Communist culture was always presented by the west as being driven and dominated by “The Party”. The aesthetic ostensibly revolved around what served, promoted and reproduced The Party’s interest. The west, on the other hand, cloaked itself in a rhetoric of freedom and choice, “free” market and the choice of multi-party government. Never was heard the term “Capitalist Party”. Esanu’s article brings that to mind for unless the art produced serves, promotes and reproduces the tenets and interests of the Capitalist Party, it is not (youthful angst Punk culture aside). This all begs the question “what is art?” though it is only someone on the margins like Esanu who is willing to consider the economic influence on the answer. At the center, it is assumed as a given (that there is art, that there are artists) without any question as to whether it is a means or an end or neither. If art is of The Party, then the artist becomes a mere originator of propaganda. If art is not of The Party, then how is it to be evaluated? Even more pressing is how is it possible if it is not of The Party? Boris Pasternak addressed this while living ensconced in a culture of The Party. His epic Dr. Zhivago is critiqued variously, from the standpoint of Russian literature/poetry, to one of resistance, to one of pure art, to just being a great love story. It does, however, present the picture of folks who live out their lives as who they are within a system that requires justification at every turn. This, I guess is the crux of what art is and what it is to be an artist today, whether Communist or Capitalist, whether to justify oneself through how one is serving the aspirations of the revolution or the market. Those savvy individuals attuned to working within The Party, live comfortably under either economic system. Those who deem poetry and art to have some other abstract value, do not. But they continue to create, without serving The Party. Aside from being masochists, one wonders why? Which again leaves the question of what is art, what is it to be an artist?

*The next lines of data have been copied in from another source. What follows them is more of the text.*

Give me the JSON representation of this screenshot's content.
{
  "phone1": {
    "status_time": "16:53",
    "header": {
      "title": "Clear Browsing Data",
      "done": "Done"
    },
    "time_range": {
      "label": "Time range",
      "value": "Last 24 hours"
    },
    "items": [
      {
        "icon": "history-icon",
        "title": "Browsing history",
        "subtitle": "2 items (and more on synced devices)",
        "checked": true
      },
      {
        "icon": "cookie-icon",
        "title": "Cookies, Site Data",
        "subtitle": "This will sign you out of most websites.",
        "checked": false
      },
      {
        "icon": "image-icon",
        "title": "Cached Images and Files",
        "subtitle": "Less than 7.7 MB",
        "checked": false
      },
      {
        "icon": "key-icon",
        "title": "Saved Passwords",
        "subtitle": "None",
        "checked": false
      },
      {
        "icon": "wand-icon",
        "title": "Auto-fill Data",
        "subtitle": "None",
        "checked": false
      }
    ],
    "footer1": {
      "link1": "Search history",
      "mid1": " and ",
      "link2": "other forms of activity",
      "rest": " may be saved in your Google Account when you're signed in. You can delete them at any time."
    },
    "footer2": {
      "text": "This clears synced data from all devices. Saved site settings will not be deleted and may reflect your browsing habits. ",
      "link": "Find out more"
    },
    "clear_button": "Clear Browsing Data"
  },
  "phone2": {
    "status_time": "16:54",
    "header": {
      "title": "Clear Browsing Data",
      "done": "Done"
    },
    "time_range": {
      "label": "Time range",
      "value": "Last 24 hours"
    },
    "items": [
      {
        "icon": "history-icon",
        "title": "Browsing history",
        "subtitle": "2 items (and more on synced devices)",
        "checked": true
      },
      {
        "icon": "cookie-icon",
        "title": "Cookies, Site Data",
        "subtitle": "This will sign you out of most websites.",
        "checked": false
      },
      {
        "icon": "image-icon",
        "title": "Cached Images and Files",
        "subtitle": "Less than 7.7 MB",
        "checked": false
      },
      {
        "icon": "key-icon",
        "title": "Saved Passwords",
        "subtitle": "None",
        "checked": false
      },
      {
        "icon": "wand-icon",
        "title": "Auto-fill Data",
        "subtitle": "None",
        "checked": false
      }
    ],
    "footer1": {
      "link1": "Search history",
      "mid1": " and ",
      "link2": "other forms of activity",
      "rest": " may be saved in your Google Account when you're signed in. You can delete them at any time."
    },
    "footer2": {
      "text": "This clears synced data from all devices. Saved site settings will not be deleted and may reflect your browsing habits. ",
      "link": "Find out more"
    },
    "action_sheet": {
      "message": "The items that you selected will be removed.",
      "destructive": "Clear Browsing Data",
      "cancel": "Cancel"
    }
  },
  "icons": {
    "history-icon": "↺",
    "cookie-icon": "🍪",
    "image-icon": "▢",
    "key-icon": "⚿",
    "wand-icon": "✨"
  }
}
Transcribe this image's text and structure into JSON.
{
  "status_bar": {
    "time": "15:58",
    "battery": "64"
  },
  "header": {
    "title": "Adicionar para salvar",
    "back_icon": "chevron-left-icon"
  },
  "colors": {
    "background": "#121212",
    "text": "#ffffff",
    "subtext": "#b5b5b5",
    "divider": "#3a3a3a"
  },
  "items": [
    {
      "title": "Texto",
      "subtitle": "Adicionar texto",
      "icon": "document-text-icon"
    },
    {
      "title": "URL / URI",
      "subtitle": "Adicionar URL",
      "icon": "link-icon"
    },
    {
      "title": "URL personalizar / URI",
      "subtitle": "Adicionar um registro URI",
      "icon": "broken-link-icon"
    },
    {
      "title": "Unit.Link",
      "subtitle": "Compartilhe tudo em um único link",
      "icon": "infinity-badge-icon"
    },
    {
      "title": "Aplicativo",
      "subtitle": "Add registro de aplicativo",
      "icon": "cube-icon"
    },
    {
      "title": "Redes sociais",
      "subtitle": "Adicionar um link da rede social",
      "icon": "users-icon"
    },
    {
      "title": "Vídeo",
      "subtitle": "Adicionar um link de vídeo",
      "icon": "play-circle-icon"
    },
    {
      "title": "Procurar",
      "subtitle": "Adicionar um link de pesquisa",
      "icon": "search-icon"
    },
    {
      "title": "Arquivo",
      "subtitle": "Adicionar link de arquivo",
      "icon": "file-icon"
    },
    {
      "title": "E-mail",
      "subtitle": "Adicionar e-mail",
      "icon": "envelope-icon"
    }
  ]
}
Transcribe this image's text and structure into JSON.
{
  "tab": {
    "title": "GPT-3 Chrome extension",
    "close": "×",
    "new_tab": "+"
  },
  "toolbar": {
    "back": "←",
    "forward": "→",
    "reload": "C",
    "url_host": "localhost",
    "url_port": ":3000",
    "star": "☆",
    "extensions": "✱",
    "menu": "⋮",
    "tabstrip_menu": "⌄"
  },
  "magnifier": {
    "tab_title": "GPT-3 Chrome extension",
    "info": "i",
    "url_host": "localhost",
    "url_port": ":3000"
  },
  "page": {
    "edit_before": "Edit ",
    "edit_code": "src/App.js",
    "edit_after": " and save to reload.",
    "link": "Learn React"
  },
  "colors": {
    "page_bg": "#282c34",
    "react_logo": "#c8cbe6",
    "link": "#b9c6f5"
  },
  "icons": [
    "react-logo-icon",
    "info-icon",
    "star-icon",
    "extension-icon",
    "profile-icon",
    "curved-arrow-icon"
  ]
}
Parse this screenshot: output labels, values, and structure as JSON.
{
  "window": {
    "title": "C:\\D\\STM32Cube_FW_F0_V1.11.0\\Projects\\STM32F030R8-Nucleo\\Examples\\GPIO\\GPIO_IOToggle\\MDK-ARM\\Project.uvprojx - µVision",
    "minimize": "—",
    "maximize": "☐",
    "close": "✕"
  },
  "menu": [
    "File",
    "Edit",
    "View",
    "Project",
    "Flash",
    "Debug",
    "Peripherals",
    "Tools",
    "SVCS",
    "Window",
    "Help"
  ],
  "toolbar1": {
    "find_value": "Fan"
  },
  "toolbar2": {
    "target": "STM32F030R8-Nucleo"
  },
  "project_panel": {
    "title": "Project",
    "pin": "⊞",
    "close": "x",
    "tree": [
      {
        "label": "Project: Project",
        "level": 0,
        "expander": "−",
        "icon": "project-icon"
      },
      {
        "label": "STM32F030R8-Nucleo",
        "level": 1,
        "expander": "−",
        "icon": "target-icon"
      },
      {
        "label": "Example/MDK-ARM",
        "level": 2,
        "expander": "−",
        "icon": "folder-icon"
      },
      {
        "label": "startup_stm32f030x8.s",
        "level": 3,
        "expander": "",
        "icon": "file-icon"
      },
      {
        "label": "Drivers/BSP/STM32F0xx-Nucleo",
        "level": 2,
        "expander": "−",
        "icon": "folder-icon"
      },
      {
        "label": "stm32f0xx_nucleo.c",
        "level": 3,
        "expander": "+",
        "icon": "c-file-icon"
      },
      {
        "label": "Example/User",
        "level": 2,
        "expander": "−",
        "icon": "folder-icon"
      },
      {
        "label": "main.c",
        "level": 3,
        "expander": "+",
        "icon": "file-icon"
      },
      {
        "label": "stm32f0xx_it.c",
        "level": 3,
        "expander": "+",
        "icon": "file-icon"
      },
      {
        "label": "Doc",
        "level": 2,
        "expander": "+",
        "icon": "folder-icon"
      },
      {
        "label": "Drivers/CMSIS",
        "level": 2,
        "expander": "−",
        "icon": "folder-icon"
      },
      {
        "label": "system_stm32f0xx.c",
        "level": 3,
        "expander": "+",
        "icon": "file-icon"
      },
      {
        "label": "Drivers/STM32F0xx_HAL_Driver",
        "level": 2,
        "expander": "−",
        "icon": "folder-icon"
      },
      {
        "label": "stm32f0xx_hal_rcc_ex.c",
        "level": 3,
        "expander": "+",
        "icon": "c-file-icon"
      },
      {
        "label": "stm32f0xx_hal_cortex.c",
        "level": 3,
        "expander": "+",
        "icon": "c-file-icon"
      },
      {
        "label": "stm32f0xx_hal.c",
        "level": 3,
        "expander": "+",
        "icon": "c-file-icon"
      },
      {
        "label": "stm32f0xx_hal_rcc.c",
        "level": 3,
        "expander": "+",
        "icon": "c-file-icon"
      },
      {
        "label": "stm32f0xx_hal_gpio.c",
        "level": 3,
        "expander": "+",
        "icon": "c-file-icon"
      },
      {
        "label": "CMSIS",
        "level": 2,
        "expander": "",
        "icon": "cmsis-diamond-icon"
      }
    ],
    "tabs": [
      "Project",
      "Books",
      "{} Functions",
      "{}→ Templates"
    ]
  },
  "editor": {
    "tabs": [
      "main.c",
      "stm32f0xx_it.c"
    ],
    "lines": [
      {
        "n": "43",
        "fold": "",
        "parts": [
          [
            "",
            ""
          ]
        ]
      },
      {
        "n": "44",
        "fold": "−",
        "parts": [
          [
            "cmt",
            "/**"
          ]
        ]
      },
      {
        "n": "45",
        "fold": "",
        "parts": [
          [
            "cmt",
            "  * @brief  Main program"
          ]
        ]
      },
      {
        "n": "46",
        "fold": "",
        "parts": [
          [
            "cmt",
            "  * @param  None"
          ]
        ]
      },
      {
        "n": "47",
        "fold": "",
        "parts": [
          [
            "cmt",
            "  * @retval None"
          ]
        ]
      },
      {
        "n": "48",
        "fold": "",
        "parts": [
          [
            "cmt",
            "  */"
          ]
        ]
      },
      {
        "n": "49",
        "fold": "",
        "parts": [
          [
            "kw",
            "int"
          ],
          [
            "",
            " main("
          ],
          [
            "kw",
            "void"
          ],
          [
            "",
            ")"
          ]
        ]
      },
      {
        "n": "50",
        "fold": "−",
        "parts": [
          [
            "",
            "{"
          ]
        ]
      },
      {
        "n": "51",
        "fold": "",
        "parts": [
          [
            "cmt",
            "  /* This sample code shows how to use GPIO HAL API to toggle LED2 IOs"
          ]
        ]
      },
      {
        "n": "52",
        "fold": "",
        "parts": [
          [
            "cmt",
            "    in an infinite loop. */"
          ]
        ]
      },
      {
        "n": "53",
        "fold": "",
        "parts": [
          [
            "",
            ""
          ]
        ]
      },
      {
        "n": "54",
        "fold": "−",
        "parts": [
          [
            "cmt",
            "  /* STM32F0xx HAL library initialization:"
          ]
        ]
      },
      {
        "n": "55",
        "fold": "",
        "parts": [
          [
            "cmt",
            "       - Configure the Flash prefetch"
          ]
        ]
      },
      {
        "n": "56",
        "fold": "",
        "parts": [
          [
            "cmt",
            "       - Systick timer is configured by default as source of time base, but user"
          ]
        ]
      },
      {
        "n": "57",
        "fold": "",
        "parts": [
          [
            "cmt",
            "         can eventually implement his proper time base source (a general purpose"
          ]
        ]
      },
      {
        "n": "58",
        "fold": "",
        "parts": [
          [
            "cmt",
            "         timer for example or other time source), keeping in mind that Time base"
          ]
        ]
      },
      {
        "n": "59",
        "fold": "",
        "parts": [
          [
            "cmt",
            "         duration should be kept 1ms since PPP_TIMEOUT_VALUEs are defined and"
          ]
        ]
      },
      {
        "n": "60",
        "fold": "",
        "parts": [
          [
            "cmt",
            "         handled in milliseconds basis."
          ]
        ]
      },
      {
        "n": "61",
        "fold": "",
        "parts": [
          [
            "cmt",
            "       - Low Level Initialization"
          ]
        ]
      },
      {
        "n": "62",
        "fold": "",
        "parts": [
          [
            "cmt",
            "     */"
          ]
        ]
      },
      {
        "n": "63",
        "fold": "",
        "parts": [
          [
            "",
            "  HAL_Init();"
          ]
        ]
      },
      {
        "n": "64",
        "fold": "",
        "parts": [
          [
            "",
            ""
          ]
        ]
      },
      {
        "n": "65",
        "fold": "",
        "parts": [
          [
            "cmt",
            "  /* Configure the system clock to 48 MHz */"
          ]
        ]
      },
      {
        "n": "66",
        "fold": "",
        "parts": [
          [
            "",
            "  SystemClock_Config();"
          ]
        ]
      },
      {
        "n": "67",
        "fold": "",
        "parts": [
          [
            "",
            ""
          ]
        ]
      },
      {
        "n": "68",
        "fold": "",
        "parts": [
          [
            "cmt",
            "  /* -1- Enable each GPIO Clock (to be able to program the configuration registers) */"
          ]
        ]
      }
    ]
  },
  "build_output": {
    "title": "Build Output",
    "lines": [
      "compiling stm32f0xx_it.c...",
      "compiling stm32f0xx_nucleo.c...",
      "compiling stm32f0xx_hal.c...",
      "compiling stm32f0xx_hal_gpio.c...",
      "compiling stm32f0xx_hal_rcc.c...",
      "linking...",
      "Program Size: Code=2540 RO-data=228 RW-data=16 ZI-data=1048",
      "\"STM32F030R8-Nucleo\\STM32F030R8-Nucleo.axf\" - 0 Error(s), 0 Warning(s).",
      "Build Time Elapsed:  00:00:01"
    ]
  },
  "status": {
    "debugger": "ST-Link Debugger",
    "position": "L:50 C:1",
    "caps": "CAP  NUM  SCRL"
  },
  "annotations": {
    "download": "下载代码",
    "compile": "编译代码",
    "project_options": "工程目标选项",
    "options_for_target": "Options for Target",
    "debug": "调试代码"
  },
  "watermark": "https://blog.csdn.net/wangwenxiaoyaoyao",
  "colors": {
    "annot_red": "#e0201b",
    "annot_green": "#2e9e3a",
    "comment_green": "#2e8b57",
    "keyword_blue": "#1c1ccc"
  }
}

Zanesville Ohio’s downtown “Arts District” first Friday gallery hop comes to mind for it seems to cover the entire spectrum of art/artists in one fell swoop. From the university professor “high end” art (why high end? Because it serves The Party?) to primitive and outsider art, it is all there arrayed next to each other at the same time within close proximity. Few, very few, pay for their domiciles and breakfast from their labor as artists; even fewer with any degree of security. So is there a place for art within our society (rather, do we have a culture driven by art) or is it merely a utilitarian expression of a Party function (to serve, promote and reproduce the values of The Capitalist Party)? A good start in answering any of these questions is to admit that, well, there it is in front of us. And that the folks associated with its existence will do so under whatever economic system they find themselves (something Pasternak presents with Zhivago). In that sense, we find ourselves with what the academics describe as “the subject”. Here lies the entire struggle of the artist and art. The subject, independent (not!) of the environment, the economy, or is it the subject transcendent of the environment, the economy (shades of Emerson!)? Or is it possibly the subject bearing witness to whatever it is to be a subject (“I exist. I matter.”)? Witness to whom? And why? What need is there of witness to getting up in the morning in one’s own domicile, eating breakfast and heading off to work?